More than 20 years after scientists first released a draft of the human genome sequence, the long-awaited book of life has been rewritten.
A more accurate and comprehensive version of the genetic code was published Wednesday, marking a major step toward a deeper understanding of human biology and personalized medicine for people from a wide range of racial and ethnic backgrounds.
Unlike the previous reference — which was based largely on the DNA of a mixed-race man from Buffalo, with input from a few dozen other individuals, mostly of European descent — the new “pangenome” includes near-complete genetic sequences from 47 men and women from Diverse ancestry, including African American, Caribbean, East Asian, West African, and South American.
The regenerated genome map is a crucial tool for scientists and clinicians hoping to identify genetic variations associated with disease. It also promises to provide treatments that can benefit all people, regardless of race, ethnicity or ethnicity, the researchers said.
“It’s been needed for a long time — and they’ve done a very good job,” said Ewan Birney, a geneticist and deputy director general of the European Molecular Biology Laboratory, who was not involved in the effort. “This will improve our nuanced understanding of diversity, and then this research will open up new opportunities for clinical applications.”
Powered by the latest DNA sequencing technology, pangenome brings together all 47 unique genomes into a single resource, providing the most detailed picture yet of the code that powers our cells. The gaps in the previous reference have now been filled in, with approximately 120 million previously missing DNA letters added to the three-billion-character code.
Gone is the idea of a totemic string of DNA extending six feet when coiled and stretching in a straight line. Now, the rebooted reference is like a corn maze, with alternate paths and side paths allowing scientists to explore a broader range of genetic diversity found in people around the world.
Dr. Eric Green, director of the National Human Genome Research Institute, the government agency that funded the work, likens these cracks to a new kind of bodywork guide for auto repair shops. Whereas previously, each mechanic had a design specification for only one type of car, now there is a master scheme covering different makes and models.

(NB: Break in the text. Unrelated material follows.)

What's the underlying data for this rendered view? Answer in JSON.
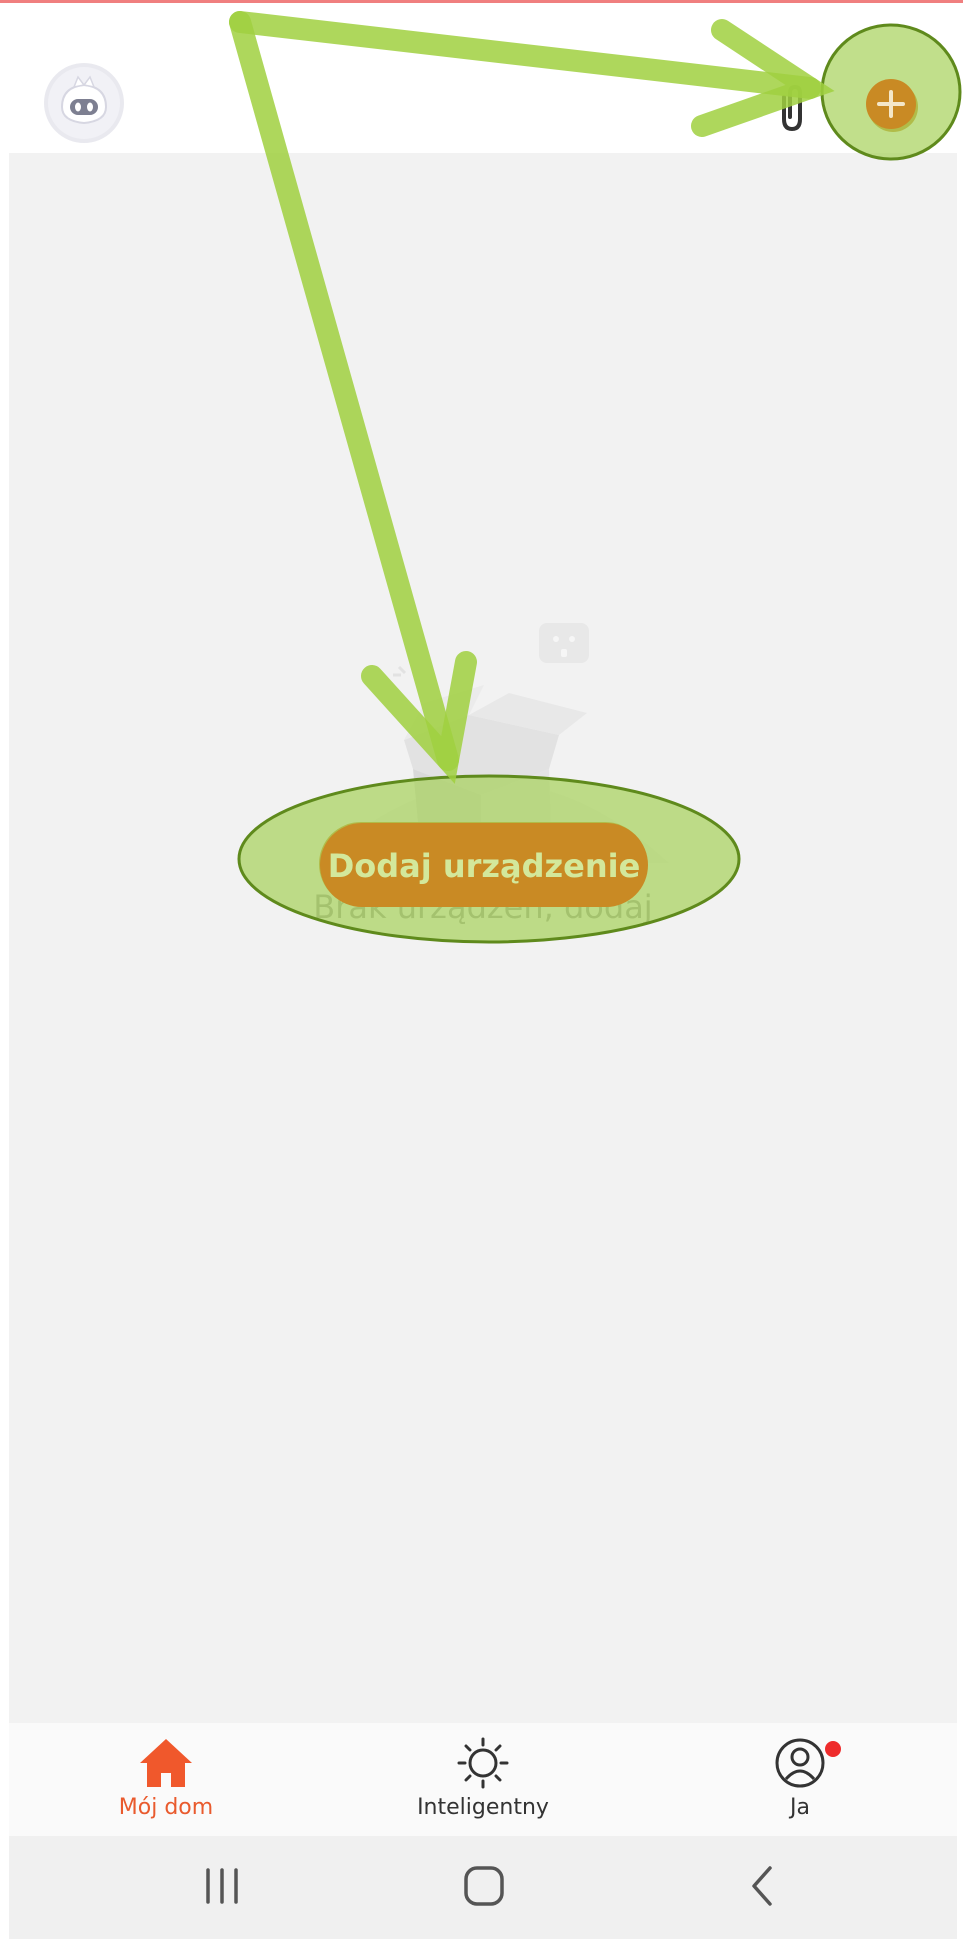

“We went from having one really cool blueprint Chevy to having the blueprints for 47 representative cars from each of 47 different manufacturers,” he said.
Figuring out what to do with the Kelly Blue Book of Genomics will involve a steep learning curve. New analytical tools are needed. Coordination systems must be redefined. Widespread adoption will take time.
“Making this user-friendly by the community is a work to be done,” said Heidi Rehm, chief genomics officer at Massachusetts General Hospital in Boston, who was not involved in the project.
But experts said that in time, the pangenome will revolutionize the field of genomic medicine.
“We would benefit from actually understanding ourselves as a species much better,” said Evan Eichler, a genomics scientist at the University of Washington. Dr. Eichler was among more than 100 scientists and bioethicists Description of the new pangenome reference In the journal Nature.
Project engineers continue to add more populations, aiming to include at least 350 high-quality genomes that encompass the bulk of global human diversity.
“We want to represent all branches of the human tree,” said Ira Hall, a geneticist who leads the Yale Center for Genomic Health.
Some of the new genomes will come from New Yorkers who previously participated in a research program at the Mount Sinai Health System. If their raw DNA data appeared to reflect certain under-represented genetic backgrounds, those individuals would be invited to participate in the pangenome project.
Some gaps in the publicly available reference may not be filled, despite the design.
Previous attempts to capture human genetic diversity have often extracted sequence data from marginalized populations without considering their needs and preferences. Building on those ethical missteps, pangenome curators are now collaborating with Indigenous groups to develop formal policies around data ownership.
“We’re still grappling with the issue of indigenous and tribal sovereignty,” said Barbara Koenig, a bioethicist at the University of California, San Francisco, who was involved in the project.
In Australia, researchers are merging DNA sequences from various indigenous peoples into a similar repository that will be integrated with an open-source pangenome, but then kept behind a paywall. According to Hardip Patel of the Australian National Center for Indigenous Genomics in Canberra, the scientists next plan to consult with community leaders about whether or not to make the data available through request.
Some indigenous advocates want to see the pangenome project go even further. Keolu Fox, a genomics scientist at the University of California, San Diego, who is an indigenous Hawaiian, has proposed training the next generation of Indigenous scientists to have greater agency over genetic data.
“It’s time we finally decentralized power and control and redistributed that among the communities themselves,” said Dr. Fox.